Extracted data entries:
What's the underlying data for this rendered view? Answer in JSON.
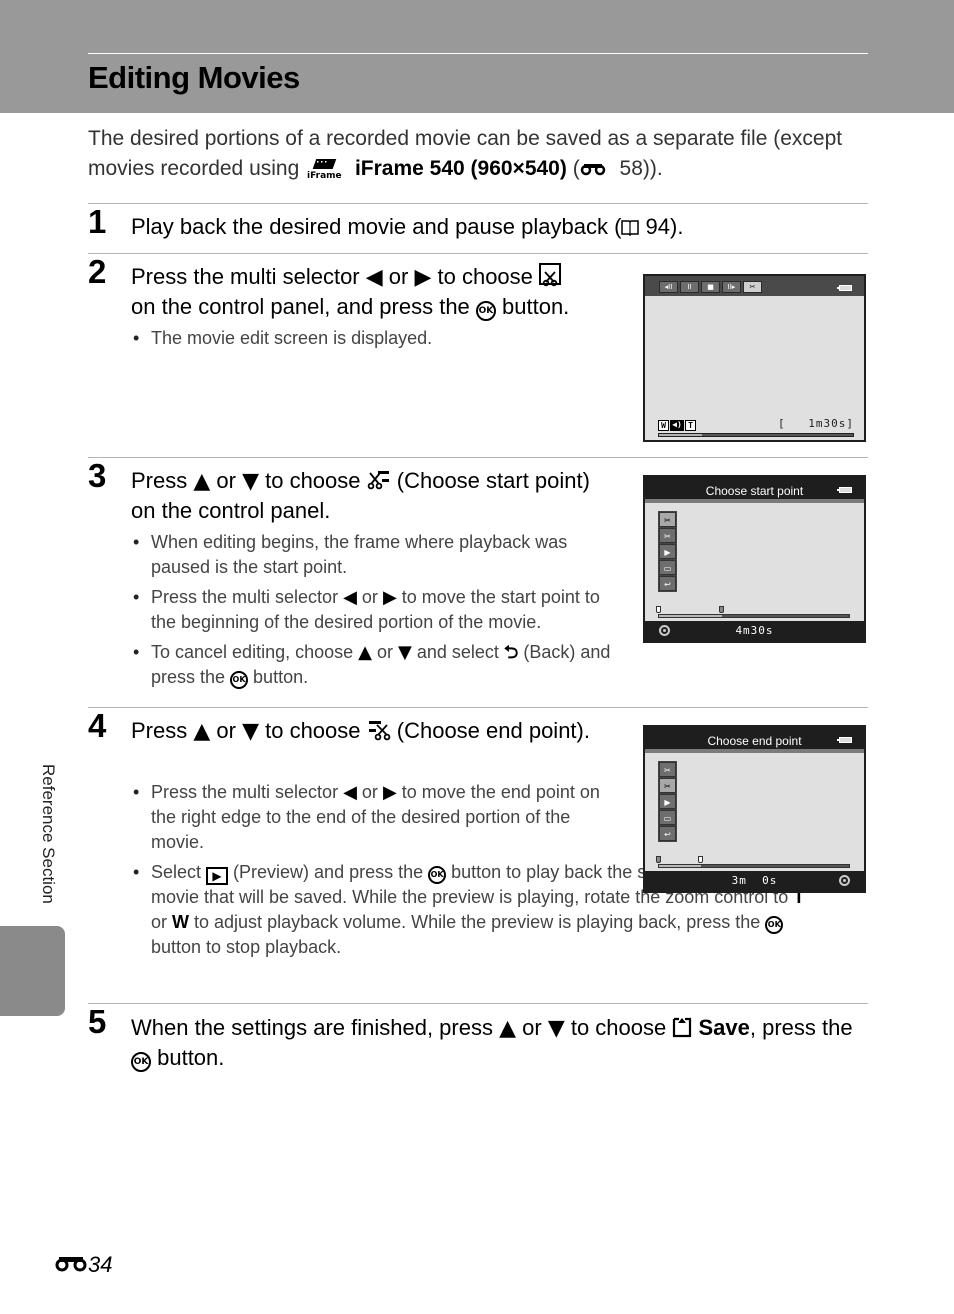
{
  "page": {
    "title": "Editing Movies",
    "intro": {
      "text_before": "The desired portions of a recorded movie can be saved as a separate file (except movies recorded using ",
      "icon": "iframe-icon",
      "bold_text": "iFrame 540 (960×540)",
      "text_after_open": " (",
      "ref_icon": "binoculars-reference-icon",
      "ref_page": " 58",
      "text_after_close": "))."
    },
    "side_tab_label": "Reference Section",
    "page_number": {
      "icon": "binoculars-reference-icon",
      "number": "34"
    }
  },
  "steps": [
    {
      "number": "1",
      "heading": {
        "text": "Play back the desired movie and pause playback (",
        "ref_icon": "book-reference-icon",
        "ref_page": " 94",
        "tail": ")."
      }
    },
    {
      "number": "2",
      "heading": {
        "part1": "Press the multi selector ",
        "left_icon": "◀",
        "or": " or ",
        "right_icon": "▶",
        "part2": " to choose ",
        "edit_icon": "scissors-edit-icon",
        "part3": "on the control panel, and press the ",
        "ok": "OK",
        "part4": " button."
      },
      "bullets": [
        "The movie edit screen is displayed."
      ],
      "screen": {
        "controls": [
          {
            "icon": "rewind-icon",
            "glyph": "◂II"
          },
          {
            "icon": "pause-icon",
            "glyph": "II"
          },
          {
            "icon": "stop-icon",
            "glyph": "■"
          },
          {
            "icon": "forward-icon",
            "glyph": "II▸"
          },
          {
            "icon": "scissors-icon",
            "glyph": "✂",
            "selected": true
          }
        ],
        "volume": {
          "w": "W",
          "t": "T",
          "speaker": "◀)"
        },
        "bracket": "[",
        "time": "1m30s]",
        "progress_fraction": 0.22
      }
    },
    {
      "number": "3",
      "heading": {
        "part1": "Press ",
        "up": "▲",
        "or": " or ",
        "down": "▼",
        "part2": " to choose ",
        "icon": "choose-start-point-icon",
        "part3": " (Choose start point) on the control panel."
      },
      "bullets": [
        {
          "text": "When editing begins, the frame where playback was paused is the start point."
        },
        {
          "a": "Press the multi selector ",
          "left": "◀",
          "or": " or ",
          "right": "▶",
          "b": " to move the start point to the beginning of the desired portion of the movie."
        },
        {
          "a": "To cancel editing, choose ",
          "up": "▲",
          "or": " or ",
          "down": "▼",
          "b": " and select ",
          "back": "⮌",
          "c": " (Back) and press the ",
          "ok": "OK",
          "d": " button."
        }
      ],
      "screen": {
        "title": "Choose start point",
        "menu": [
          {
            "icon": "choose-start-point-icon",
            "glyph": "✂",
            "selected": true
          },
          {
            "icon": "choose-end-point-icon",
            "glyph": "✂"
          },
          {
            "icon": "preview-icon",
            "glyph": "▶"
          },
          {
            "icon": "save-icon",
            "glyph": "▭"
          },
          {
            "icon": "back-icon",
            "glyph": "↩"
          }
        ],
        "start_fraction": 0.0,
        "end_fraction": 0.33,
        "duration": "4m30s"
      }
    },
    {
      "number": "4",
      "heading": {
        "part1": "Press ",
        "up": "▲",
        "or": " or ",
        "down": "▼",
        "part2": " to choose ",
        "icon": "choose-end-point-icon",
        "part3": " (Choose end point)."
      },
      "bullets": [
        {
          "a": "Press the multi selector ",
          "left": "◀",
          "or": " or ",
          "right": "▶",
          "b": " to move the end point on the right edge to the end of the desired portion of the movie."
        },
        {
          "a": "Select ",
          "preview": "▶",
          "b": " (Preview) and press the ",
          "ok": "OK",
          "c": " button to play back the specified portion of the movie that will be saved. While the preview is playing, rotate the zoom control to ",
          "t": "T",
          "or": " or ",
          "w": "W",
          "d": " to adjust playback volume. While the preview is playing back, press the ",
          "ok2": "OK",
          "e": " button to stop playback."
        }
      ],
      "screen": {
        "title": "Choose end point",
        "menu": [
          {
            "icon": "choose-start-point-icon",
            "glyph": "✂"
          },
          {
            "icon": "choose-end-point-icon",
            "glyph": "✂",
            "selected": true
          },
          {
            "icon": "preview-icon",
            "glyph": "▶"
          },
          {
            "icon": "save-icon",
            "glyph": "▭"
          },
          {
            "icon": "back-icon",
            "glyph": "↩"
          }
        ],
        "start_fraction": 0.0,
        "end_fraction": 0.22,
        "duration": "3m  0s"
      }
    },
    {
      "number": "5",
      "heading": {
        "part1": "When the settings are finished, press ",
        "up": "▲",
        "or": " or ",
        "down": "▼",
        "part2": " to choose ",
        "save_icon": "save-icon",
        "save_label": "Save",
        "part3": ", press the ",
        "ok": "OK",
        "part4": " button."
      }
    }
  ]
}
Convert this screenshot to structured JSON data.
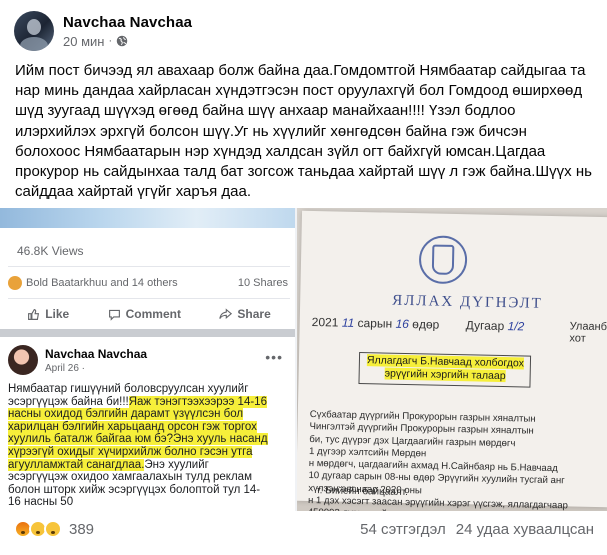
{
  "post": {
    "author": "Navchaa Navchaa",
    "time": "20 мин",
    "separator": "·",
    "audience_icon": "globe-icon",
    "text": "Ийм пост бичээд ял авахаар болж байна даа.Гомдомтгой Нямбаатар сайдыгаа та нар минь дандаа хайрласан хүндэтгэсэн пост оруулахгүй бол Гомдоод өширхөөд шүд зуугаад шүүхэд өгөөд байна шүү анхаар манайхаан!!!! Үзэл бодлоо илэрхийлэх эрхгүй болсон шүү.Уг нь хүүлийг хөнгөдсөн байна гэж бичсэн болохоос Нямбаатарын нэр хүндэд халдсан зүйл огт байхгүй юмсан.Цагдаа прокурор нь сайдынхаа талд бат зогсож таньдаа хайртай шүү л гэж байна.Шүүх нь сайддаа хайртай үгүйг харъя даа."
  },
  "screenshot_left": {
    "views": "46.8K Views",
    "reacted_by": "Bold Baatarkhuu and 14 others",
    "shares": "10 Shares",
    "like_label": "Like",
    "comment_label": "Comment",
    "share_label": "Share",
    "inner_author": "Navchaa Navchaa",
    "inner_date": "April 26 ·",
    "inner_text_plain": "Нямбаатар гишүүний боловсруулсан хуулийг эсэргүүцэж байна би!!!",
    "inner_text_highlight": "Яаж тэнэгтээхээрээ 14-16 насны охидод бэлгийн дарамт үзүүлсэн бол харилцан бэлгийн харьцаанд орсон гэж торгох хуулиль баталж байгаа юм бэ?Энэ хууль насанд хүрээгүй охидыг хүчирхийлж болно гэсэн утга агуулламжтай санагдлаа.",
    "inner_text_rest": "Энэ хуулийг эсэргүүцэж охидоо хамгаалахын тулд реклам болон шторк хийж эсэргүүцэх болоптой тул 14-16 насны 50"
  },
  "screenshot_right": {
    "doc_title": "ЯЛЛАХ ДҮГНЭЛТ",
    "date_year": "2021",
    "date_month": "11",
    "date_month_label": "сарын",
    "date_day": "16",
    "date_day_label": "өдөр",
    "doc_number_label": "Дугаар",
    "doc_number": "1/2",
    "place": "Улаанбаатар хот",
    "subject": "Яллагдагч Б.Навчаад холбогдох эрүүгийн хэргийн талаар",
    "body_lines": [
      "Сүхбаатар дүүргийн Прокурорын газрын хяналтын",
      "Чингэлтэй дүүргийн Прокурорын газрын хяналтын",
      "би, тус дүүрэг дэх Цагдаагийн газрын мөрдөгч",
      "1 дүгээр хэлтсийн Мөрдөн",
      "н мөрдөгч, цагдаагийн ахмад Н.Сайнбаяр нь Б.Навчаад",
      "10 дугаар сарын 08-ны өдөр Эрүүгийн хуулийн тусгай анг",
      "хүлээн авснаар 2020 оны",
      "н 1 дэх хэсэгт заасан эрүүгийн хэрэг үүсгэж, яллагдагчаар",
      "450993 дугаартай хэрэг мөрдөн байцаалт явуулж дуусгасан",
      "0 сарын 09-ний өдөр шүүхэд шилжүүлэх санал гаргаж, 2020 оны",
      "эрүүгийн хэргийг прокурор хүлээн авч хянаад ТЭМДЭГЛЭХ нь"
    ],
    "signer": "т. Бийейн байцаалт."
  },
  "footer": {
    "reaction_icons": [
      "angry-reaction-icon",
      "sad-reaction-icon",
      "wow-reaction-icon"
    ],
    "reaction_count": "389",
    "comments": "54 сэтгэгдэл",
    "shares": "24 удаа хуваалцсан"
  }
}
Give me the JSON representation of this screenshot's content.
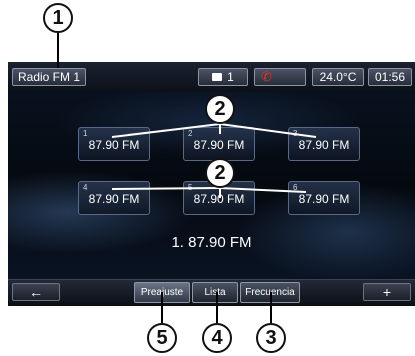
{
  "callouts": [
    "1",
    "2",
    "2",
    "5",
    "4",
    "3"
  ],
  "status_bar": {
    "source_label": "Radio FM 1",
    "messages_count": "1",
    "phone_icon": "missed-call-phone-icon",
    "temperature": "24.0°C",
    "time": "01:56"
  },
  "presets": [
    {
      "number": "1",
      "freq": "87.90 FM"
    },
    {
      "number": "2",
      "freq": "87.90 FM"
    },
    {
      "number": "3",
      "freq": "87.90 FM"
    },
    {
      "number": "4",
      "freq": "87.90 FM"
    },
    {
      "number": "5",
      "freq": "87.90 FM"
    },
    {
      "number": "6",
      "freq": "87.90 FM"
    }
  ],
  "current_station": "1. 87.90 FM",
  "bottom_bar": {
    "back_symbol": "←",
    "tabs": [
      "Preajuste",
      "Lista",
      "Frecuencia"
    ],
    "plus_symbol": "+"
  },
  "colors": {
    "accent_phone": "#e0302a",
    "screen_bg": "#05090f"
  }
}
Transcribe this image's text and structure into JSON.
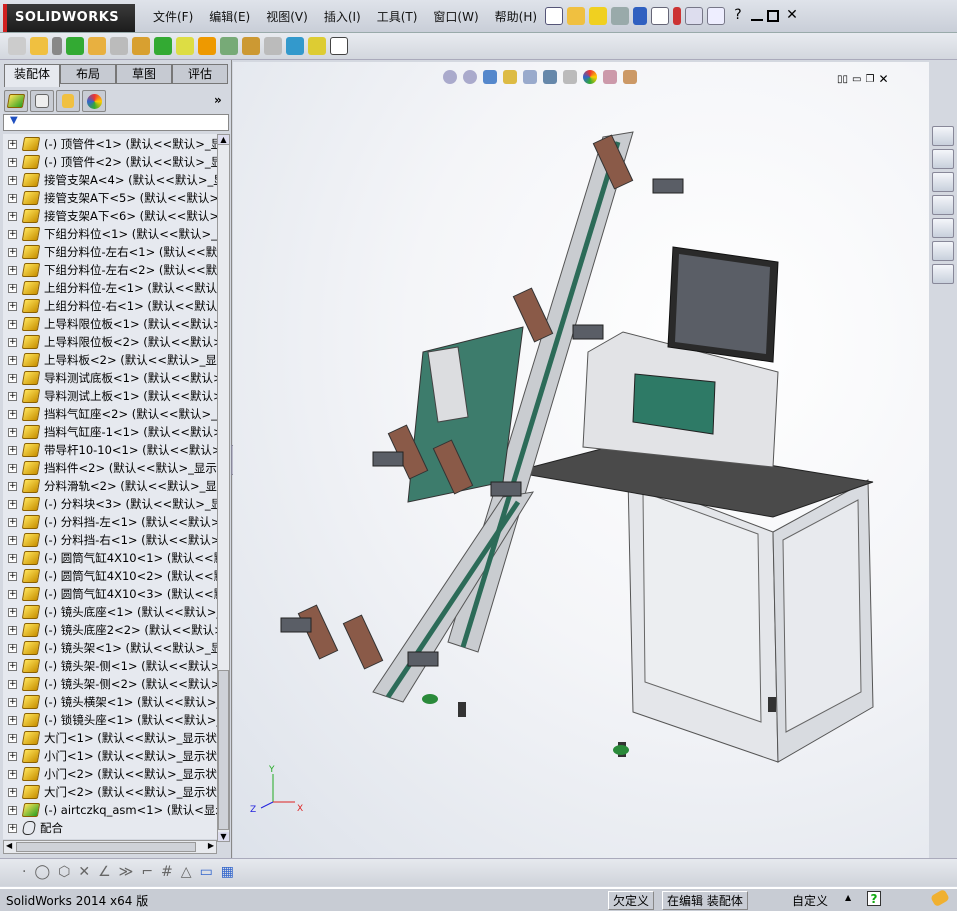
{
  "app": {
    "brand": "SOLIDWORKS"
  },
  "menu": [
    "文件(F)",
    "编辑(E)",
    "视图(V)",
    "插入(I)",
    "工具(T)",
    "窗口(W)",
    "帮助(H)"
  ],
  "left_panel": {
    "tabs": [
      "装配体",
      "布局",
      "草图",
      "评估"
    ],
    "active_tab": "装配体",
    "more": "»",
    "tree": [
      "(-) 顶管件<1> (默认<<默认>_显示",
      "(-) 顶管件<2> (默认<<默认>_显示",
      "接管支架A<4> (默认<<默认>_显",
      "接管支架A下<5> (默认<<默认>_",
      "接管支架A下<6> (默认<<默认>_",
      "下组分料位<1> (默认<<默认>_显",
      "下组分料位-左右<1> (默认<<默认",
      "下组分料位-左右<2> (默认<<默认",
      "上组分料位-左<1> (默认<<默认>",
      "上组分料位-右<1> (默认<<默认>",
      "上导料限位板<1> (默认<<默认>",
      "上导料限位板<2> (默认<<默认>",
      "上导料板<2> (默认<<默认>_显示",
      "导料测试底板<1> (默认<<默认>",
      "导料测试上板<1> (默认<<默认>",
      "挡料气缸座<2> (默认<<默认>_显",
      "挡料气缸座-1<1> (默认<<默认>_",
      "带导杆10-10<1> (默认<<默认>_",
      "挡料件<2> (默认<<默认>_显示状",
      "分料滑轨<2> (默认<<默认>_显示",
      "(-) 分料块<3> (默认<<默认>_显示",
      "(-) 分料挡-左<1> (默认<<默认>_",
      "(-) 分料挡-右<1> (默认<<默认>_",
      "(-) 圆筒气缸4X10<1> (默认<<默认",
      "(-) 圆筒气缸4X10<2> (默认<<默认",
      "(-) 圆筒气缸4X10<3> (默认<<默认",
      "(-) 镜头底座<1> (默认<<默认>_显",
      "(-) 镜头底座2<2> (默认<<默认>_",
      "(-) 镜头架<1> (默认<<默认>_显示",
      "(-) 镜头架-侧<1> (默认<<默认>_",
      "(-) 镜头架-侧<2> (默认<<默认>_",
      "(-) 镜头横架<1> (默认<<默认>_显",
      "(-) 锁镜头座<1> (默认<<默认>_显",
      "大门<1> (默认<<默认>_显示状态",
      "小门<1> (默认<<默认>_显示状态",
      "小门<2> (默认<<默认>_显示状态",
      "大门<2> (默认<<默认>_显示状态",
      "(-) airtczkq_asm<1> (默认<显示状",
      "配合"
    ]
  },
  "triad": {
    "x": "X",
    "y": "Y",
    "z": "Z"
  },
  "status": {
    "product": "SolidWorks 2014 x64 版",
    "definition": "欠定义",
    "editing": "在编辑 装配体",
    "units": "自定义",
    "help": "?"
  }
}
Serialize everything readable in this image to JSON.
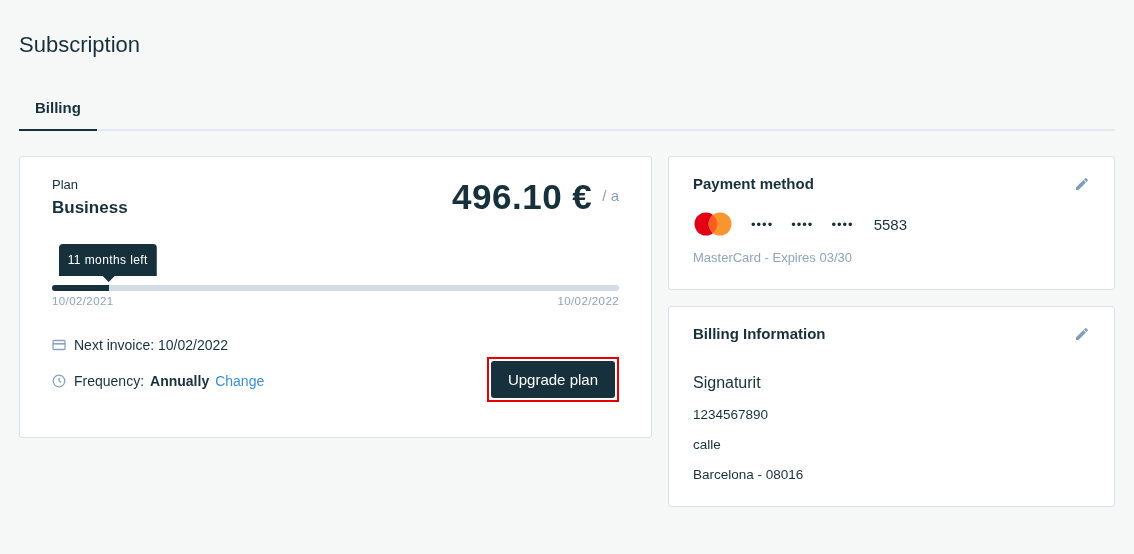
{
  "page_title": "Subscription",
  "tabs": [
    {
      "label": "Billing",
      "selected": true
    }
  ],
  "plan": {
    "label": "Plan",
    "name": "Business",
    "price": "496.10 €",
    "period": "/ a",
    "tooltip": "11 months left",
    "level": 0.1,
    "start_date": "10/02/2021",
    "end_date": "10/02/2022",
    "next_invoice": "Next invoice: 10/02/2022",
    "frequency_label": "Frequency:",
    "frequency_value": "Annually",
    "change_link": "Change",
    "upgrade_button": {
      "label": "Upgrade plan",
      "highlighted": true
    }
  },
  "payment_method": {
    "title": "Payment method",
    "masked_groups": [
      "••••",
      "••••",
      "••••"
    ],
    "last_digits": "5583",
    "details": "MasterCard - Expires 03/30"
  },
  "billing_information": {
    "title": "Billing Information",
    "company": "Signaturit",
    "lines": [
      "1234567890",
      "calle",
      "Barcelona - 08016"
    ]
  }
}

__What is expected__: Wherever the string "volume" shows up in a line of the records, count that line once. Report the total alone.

__Written response__: 2